I had a great time. And like I said before, it was so good to get this update from Byron, who is such a cool, nice guy. And to get the update on his sake, to taste the Diplomat with him, and also to get an update on Rice Vice, the coolest bar in Nashville. So, all super duper exciting. And I do want to take a moment before we sign off here, John, and thank Byron Stithem again so much for taking the time to come on the show, give us an update, So we’re just really happy to have him on again. And I want to do a final shout out to the American Craft Sake Festival 2023. Thank you to the Sake Brewers Association of North America, and to North American Sake Brewery, who hosted the event in their front yard. It was a great series of episodes, and we’re so happy to have a record of the day that we spent at the American Craft Sake Festival. And the last thing I have to say on this topic, John, is here’s to next year. What do you think about that?

John Puma: 28:35
Here’s to next year. I have to say, I have to say just like independent of everything else that, that you had just said, I just had a great time. Like it was so fun just being there. It was just fun.

Timothy Sullivan: 28:46
good, good, I did too. Okay, so have to, we have to plan our next, uh, Field trip.

John Puma: 28:52
yes we do. we do. And try to figure out how we’re gonna stop in Nashville while we’re in the neighborhood, I guess.

Timothy Sullivan: 28:57
All right. Well, thank you, John, for a great series from the American Craft Sake Festival. And I want to thank our listeners as well.
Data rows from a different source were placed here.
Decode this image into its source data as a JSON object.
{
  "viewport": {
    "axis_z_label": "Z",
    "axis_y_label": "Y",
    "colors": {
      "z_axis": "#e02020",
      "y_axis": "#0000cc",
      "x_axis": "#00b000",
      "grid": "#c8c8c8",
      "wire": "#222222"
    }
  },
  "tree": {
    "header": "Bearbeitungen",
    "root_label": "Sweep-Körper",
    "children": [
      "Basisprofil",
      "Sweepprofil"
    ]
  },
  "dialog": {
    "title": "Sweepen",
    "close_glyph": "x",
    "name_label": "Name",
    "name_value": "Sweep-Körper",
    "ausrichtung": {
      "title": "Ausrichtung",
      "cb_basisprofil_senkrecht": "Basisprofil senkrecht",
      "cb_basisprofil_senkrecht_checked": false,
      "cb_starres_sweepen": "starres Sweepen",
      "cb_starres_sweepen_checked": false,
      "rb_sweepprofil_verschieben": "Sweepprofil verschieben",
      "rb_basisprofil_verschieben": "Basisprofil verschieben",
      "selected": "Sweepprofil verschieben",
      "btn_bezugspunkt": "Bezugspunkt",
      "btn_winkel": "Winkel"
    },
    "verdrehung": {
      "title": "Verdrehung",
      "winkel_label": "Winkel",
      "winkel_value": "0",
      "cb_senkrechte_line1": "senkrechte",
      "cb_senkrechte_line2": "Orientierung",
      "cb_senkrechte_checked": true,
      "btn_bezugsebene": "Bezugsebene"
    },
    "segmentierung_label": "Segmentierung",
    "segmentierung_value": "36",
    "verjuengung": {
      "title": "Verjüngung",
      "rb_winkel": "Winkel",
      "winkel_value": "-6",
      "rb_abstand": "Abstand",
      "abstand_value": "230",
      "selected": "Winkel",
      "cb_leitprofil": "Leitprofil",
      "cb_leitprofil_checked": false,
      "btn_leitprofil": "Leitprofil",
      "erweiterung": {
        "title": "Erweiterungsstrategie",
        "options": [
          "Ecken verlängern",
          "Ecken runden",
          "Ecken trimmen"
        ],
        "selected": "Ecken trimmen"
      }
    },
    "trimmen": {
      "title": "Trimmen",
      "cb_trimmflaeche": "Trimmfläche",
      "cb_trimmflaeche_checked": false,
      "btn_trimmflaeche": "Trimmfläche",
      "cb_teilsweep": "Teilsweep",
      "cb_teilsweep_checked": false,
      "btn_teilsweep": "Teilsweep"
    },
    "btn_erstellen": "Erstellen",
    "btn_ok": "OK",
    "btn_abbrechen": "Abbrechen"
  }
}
Thank you so much for tuning in. We hope you enjoyed this series and we hope you’re enjoying Sake Revolution. If you’d like to show your support for our podcast, the best way to support us is to join us as a patron, visit Patreon.com/SakeRevolution to learn more.

John Puma: 29:22
And if you wanna know a little bit more about, uh, Timothy and I, um, we’re out there on social media, I am at@JohnPumaNYC on a few platforms is also@TheSakeNotes, which is something that is just John and Myshell’s sake adventures. and Timothy, where can people find you?

Timothy Sullivan: 29:39
I’m at@UrbanSake, pretty much everywhere, and the main website to reach me is UrbanSake.com.

John Puma: 29:47
you got an early with that one. UrbanSake.com is a good URL. It’s a

Timothy Sullivan: 29:51
Oh, I’m glad you think so. If it’s, if it’s JP approved, I’m happy.

John Puma: 29:58
It’s a little, little nerd in me is like, Ooh, that’s a good URL.

Timothy Sullivan: 30:01

John Puma: 30:02
Anyway, uh, on that note, please grab a glass. Sounds like we can use one.

Timothy Sullivan: 30:08

John Puma: 30:09
remember to keep drinking sake and

Timothy Sullivan: 30:12